In a world where likes, retweets and pins have replaced a lot of genuine interaction, everyone wants a shortcut and it doesn't mean that the interaction is less meaningful.
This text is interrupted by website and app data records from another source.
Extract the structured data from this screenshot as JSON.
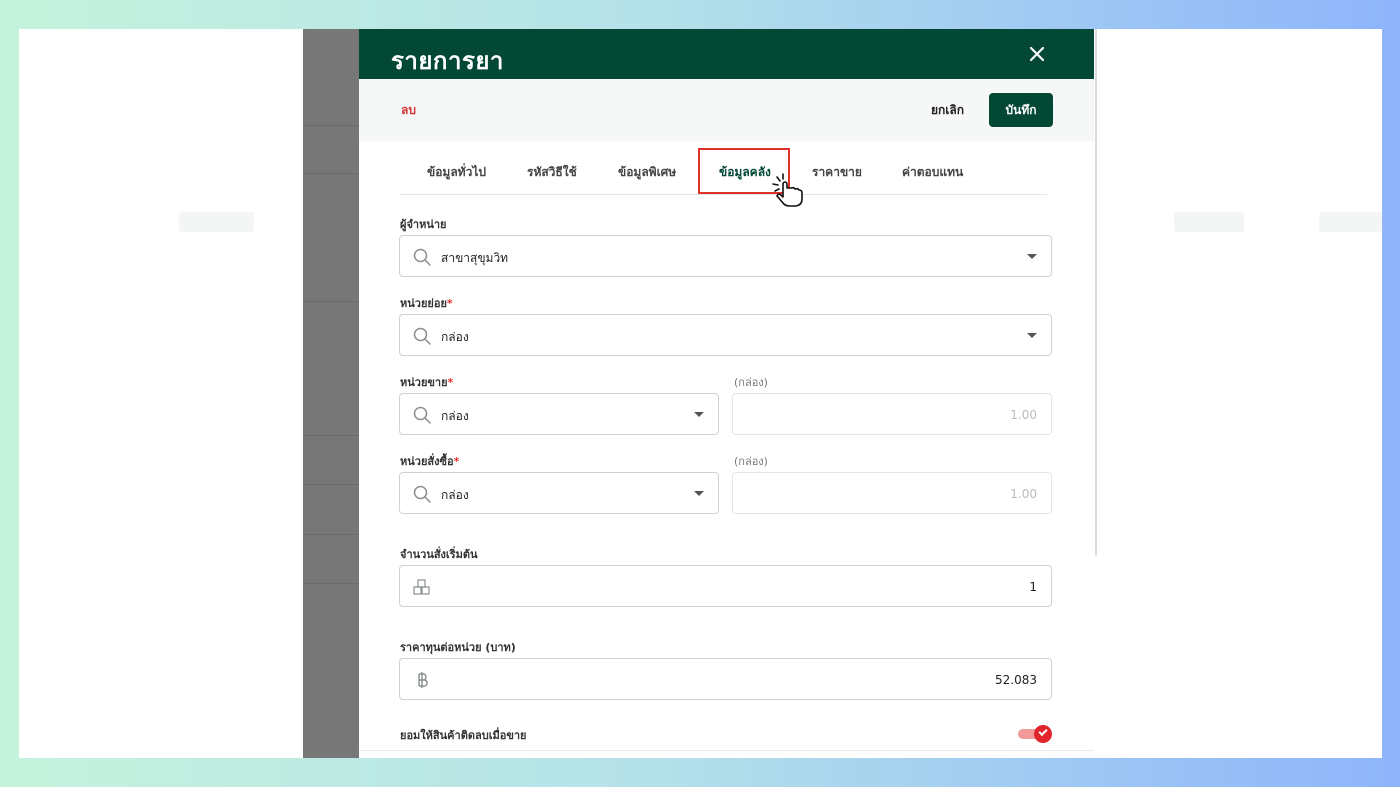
{
  "modal": {
    "title": "รายการยา",
    "close_icon": "close-icon"
  },
  "actions": {
    "delete_label": "ลบ",
    "cancel_label": "ยกเลิก",
    "save_label": "บันทึก"
  },
  "tabs": [
    {
      "label": "ข้อมูลทั่วไป",
      "active": false
    },
    {
      "label": "รหัสวิธีใช้",
      "active": false
    },
    {
      "label": "ข้อมูลพิเศษ",
      "active": false
    },
    {
      "label": "ข้อมูลคลัง",
      "active": true
    },
    {
      "label": "ราคาขาย",
      "active": false
    },
    {
      "label": "ค่าตอบแทน",
      "active": false
    }
  ],
  "form": {
    "distributor": {
      "label": "ผู้จำหน่าย",
      "value": "สาขาสุขุมวิท",
      "icon": "search-icon"
    },
    "sub_unit": {
      "label": "หน่วยย่อย",
      "required_mark": "*",
      "value": "กล่อง",
      "icon": "search-icon"
    },
    "sale_unit": {
      "label": "หน่วยขาย",
      "required_mark": "*",
      "value": "กล่อง",
      "icon": "search-icon",
      "ratio_label": "(กล่อง)",
      "ratio_value": "1.00"
    },
    "order_unit": {
      "label": "หน่วยสั่งซื้อ",
      "required_mark": "*",
      "value": "กล่อง",
      "icon": "search-icon",
      "ratio_label": "(กล่อง)",
      "ratio_value": "1.00"
    },
    "initial_order_qty": {
      "label": "จำนวนสั่งเริ่มต้น",
      "value": "1",
      "icon": "boxes-icon"
    },
    "unit_cost": {
      "label": "ราคาทุนต่อหน่วย (บาท)",
      "value": "52.083",
      "icon": "baht-icon"
    },
    "allow_negative_stock": {
      "label": "ยอมให้สินค้าติดลบเมื่อขาย",
      "enabled": true
    }
  },
  "colors": {
    "brand": "#024835",
    "danger": "#e2312d"
  }
}
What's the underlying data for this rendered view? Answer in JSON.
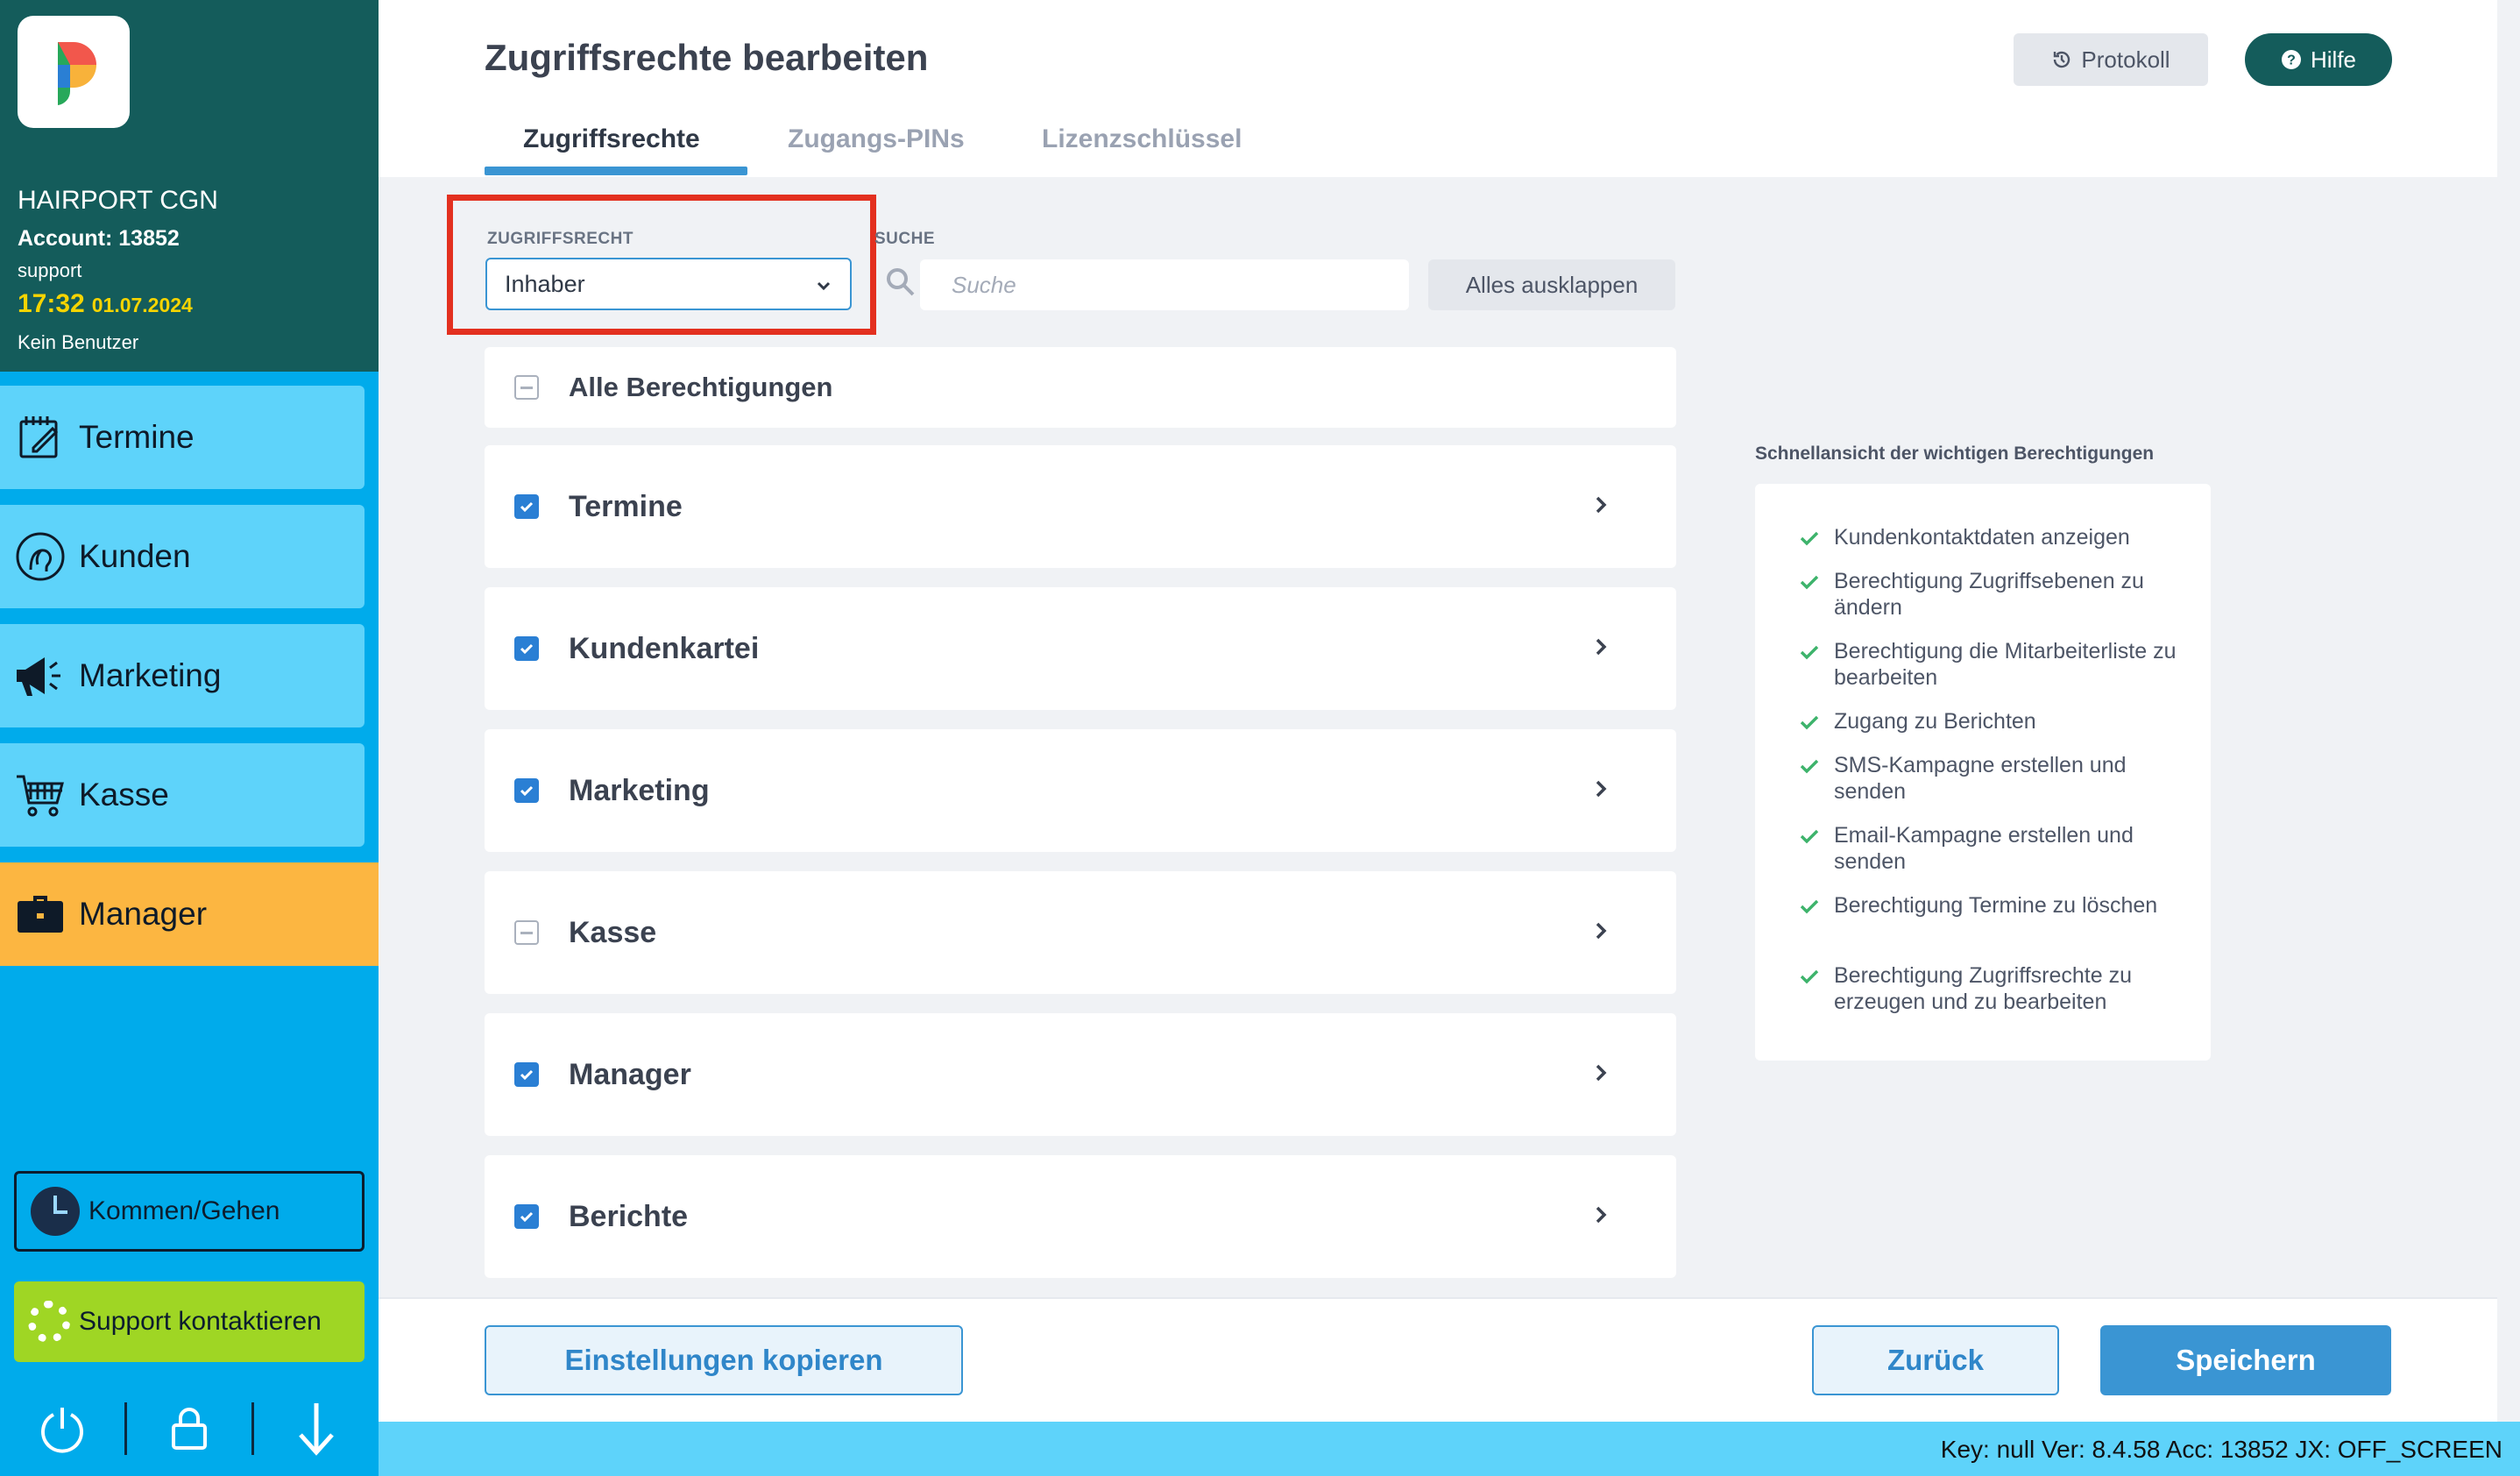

It just means that people are really busy and this is a way to recapture some time.
Let's call it a productivity enhancer?
Having said that, it vindicates a small percentage of people who use the endorsements on LinkedIn to genuinely endorse people whom they have experience working with.
But here is my question.
What is the deal with the endorsements from people I don't even know?Would it surprise you if I said that more than 50 percent of the 71 endorsements I have for strategy have never even spoken to me?
Let alone worked with me or at least shared some type of in-depth conversation.
So what I have is a farm town's population worth of people who are telling me I'm good at something but they haven't worked with me?
Furthermore, that isn't the exception, that is the rule.
Leadership, Social Media, Marketing...
Go right down the line of everything that I have been endorsed for and you'll find droves of endorsements from people that I've never actually worked with.
So what gives?
I guess the question deep down is what is the purpose of endorsing people whom you've never worked with?
What is stood to be gained for either party?
After giving it some thought I have come up with a conclusion.
Beyond the fact that endorsements are a form of gamification, because this has been written about, a lot.
I think that endorsements have become the "Facebook Poke" of professional marketing.
Kind of like buying a drink for the "looker" across the bar because you are afraid to walk over and say hello, but you think perhaps once I've made a small investment in them they will return the favor in some way.
Sort of a win-win, right?
With this approach there is no risk of rejection because you will receive a courteous thanks but no thanks if they aren't interested and perhaps a response of some type if they are.
Leading to the question...
Are Endorsements Taboo?Probably no more than a poke or a pin. They aren't so much Taboo as just tacky when you do it to someone you don't know.
Considering you can reach out via a LinkedIn message to anyone in your network, why not just take five to send a thoughtful note?
I guess this is where the "Time is Money" folks come in and say I can endorse 50 people in five minutes or write a couple of thoughtful intros.
Let's throw darts and hope to hit something.
What I think it comes down to is that endorsements being done the way they are becomes "Direct Marketing" in a way.
A flyer on every windshield in the parking lot is likely to yield a conversion or two.
Perhaps not a useful one, but a conversion nonetheless.
Why Not Make Endorsements Count?The more I think about it, the more I think endorsements could be useful.
But the caveat on that is having the endorsements be for real items that people have real experience with.
Meaning...no more shooting blind.
The upside is that you can receive the endorsement of those that truly think you have a skill, but you know it matters because it comes from someone that really knows.
Unfortunately this more thoughtful approach is never going to happen.
People have lost touch with high quality engagement, so "Endorsmentesque" activities will likely become more, not less pervasive.
Basically we are left with personal integrity in our online interactions. Therefore in case you are wondering, I'm not going to endorse you if I have never worked with you.
However that shouldn't stop you from endorsing me.
I'll just go ahead now and say thanks for the endorsement...Even if I don't really know you.